#### Dataset content ####

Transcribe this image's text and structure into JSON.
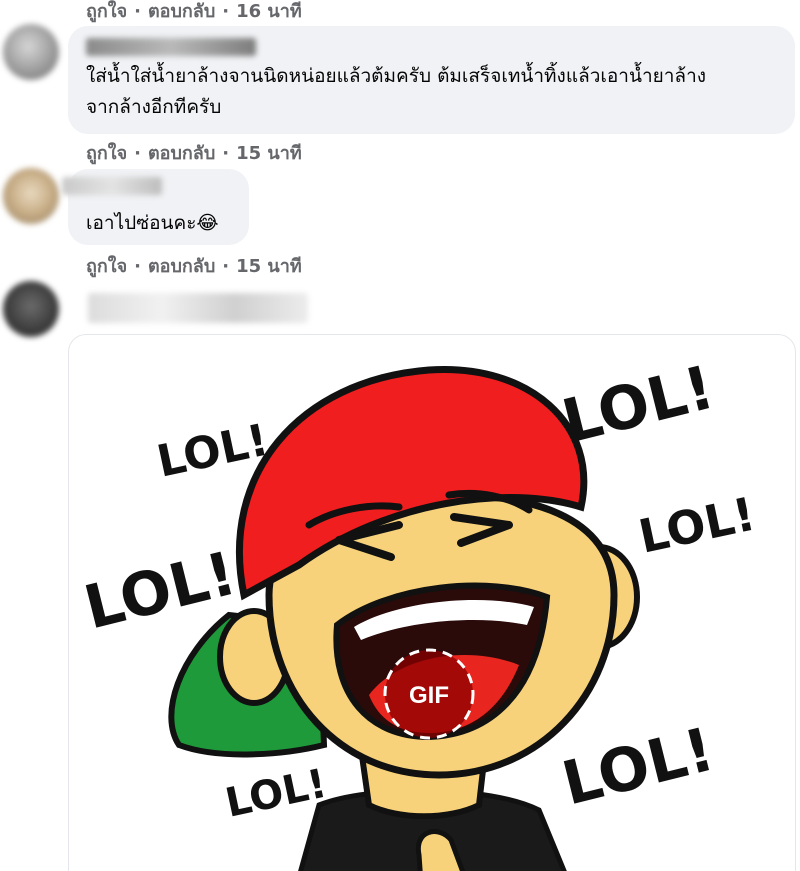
{
  "comments": [
    {
      "like_label": "ถูกใจ",
      "reply_label": "ตอบกลับ",
      "timestamp": "16 นาที"
    },
    {
      "text_lines": [
        "ใส่น้ำใส่น้ำยาล้างจานนิดหน่อยแล้วต้มครับ ต้มเสร็จเทน้ำทิ้งแล้วเอาน้ำยาล้าง",
        "จากล้างอีกทีครับ"
      ],
      "like_label": "ถูกใจ",
      "reply_label": "ตอบกลับ",
      "timestamp": "15 นาที"
    },
    {
      "text": "เอาไปซ่อนคะ",
      "emoji": "😂",
      "like_label": "ถูกใจ",
      "reply_label": "ตอบกลับ",
      "timestamp": "15 นาที"
    }
  ],
  "gif_comment": {
    "gif": {
      "badge_label": "GIF",
      "sticker_words": [
        "LOL!",
        "LOL!",
        "LOL!",
        "LOL!",
        "LOL!",
        "LOL!"
      ],
      "colors": {
        "cap": "#f01e1e",
        "visor": "#1f9a3a",
        "skin": "#f7d27a",
        "mouth": "#2b0a0a",
        "tongue": "#e8261f",
        "shirt": "#1a1a1a",
        "badge_bg": "#8b0000"
      }
    }
  },
  "colors": {
    "bubble_bg": "#f0f2f5",
    "meta_text": "#65676b",
    "body_text": "#050505"
  }
}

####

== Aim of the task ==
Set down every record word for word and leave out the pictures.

== Written reply ==
Transcribe this image's text and structure into JSON.
{
  "comments": [
    {
      "like_label": "ถูกใจ",
      "reply_label": "ตอบกลับ",
      "timestamp": "16 นาที"
    },
    {
      "text_lines": [
        "ใส่น้ำใส่น้ำยาล้างจานนิดหน่อยแล้วต้มครับ ต้มเสร็จเทน้ำทิ้งแล้วเอาน้ำยาล้าง",
        "จากล้างอีกทีครับ"
      ],
      "like_label": "ถูกใจ",
      "reply_label": "ตอบกลับ",
      "timestamp": "15 นาที"
    },
    {
      "text": "เอาไปซ่อนคะ",
      "emoji": "😂",
      "like_label": "ถูกใจ",
      "reply_label": "ตอบกลับ",
      "timestamp": "15 นาที"
    }
  ],
  "gif_comment": {
    "gif": {
      "badge_label": "GIF",
      "sticker_words": [
        "LOL!",
        "LOL!",
        "LOL!",
        "LOL!",
        "LOL!",
        "LOL!"
      ],
      "colors": {
        "cap": "#f01e1e",
        "visor": "#1f9a3a",
        "skin": "#f7d27a",
        "mouth": "#2b0a0a",
        "tongue": "#e8261f",
        "shirt": "#1a1a1a",
        "badge_bg": "#8b0000"
      }
    }
  },
  "colors": {
    "bubble_bg": "#f0f2f5",
    "meta_text": "#65676b",
    "body_text": "#050505"
  }
}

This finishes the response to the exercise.